It’s a slightly lesser-known fact that there are almost as many aftermarket parts available for certain .22 pistols: the Ruger Mark IV, the Browning Buckmark, and the S&W Victory. There are not quite as many parts for the Taurus TX22 or the KelTec33, but there are some, and probably will be more tomorrow. 

I have not been able to replace every single part of the Victory I bought for letting off steam at steel plates between rounds of Skeet and 5-Stand, but I’m getting close. And, swapping parts in my pistol is more than just a fun tinkering hobby. It has made the Victory into a much better shooter. The Victory is not an expensive pistol. I haven’t spent as much in parts as I paid for it originally, but I might be close. I try not to think about that. 

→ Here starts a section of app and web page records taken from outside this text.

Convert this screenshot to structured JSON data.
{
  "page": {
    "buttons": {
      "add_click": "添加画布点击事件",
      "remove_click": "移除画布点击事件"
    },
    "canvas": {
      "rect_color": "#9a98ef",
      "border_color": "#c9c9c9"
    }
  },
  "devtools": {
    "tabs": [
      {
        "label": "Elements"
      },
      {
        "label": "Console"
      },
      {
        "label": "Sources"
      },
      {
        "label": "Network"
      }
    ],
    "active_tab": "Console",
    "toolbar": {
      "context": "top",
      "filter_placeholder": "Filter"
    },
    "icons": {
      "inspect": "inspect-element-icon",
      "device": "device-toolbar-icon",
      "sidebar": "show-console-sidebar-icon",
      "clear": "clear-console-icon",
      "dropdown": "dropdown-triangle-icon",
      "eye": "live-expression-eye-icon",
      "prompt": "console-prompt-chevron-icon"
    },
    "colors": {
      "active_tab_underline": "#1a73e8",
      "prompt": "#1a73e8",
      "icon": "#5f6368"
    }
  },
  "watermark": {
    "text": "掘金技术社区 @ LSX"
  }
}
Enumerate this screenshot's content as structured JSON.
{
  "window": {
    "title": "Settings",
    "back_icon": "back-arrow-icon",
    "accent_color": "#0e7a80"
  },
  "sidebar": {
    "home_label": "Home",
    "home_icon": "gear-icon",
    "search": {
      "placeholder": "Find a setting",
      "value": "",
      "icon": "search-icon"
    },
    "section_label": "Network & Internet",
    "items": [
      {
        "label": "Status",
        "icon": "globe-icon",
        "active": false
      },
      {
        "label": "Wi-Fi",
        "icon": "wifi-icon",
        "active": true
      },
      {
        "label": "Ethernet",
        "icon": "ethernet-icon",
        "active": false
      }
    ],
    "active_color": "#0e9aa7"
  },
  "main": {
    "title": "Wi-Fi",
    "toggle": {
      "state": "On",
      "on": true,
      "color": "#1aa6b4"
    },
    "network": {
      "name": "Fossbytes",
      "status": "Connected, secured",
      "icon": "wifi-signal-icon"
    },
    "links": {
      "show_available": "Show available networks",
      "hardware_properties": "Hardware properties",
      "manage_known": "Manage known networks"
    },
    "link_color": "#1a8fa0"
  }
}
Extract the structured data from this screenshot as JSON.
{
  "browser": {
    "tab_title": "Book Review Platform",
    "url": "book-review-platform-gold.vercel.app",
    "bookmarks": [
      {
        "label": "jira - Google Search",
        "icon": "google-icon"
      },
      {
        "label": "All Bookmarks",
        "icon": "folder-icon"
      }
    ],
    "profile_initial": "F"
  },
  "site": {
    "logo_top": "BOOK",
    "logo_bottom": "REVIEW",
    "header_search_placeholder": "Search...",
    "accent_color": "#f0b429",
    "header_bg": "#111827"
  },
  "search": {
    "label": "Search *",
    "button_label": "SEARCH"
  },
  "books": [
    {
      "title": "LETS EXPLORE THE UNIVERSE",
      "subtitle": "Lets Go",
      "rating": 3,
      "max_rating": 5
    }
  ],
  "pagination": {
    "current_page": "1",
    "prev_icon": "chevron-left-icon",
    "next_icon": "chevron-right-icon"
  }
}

Tandemkross makes great stuff for rimfires—with the exception of their pistol case, which is flimsy—as does Volquartsen. And a search for aftermarket parts turns up other manufacturers, too. You can go so far as to add barrels, too, but they are pricey and so far I have resisted doing that.

All of the additions my pistol have been DIY jobs, and all of them, with one exception, went on easily in a couple of minutes. These four below were the essential parts that boosted my Victory’s performance and function.

1. Tandemkross FireStarter Firing Pin

Adding an aftermarket firing pin dramatically reduced the number of failures I experience at the range.

2. Volquartsen Exact Edge Extractor

.22 Pistol Extractor
This aftermarket extractor goes for less than $17 from Volquartsen. Volquartsen

A sharp, rugged, precisely made extractor cuts way down on misfires and stovepipes. Before I switched the firing pin and extractor, the pistol was picky about which brands or ammo it would function with. Now it chews through the cheap stuff with very few glitches.

3. Tandemkross “Halo” Charging Ring

Tandemkross Halo Charging Ring
This enlarged charging handle from Tandemkross goes for $49.99. Tandemkross

Several makers offer enlarged charging handles. They are great for clearing the few malfunctions I still experience. They make the pistol a lot more user friendly for new shooters. And for me, too. 

4. Tandemkross Victory Trigger

One of the reasons I picked the Victory in the first place was its trigger pull, which was lighter than that of a few other guns I tried. So, I wasn’t convinced I needed one of these, but once you start adding stuff, it’s hard to stop. Also, I was wrong. The new flat trigger feels great, and it lightened the pull from around 3½ pounds to 2½. It comes with set screws that adjust for pre- and post-travel as well.

This was the one part that was a chore to install, but I did figure it out, and it was worth the time and effort. Word of advice: Tandemkross sells an extra spring and detent separately so when you lose the first one during the installation, you can finish the job anyway. It was $2.99 extremely well-spent on my part.

Tandemkross calls all its .22 triggers “Victory” triggers, by the way, not just the trigger for the Victory pistol.

Smith & Wesson Victory
A before and after look at the author’s SW22 Victory. Smith & Wesson / Phil Bourjaily

After that, I added stuff just to add stuff, including more Tandemkross parts including: “Hivebrid” grips; a captured spring-and-guide rod to reduce the chance of launching a spring during disassembly; magazine bumpers just because. Also, from DIP Inc., a slick Picatinny rail with an adjustable rear backup sight and a totally unnecessary but, I hope you will agree, very cool looking vent rib.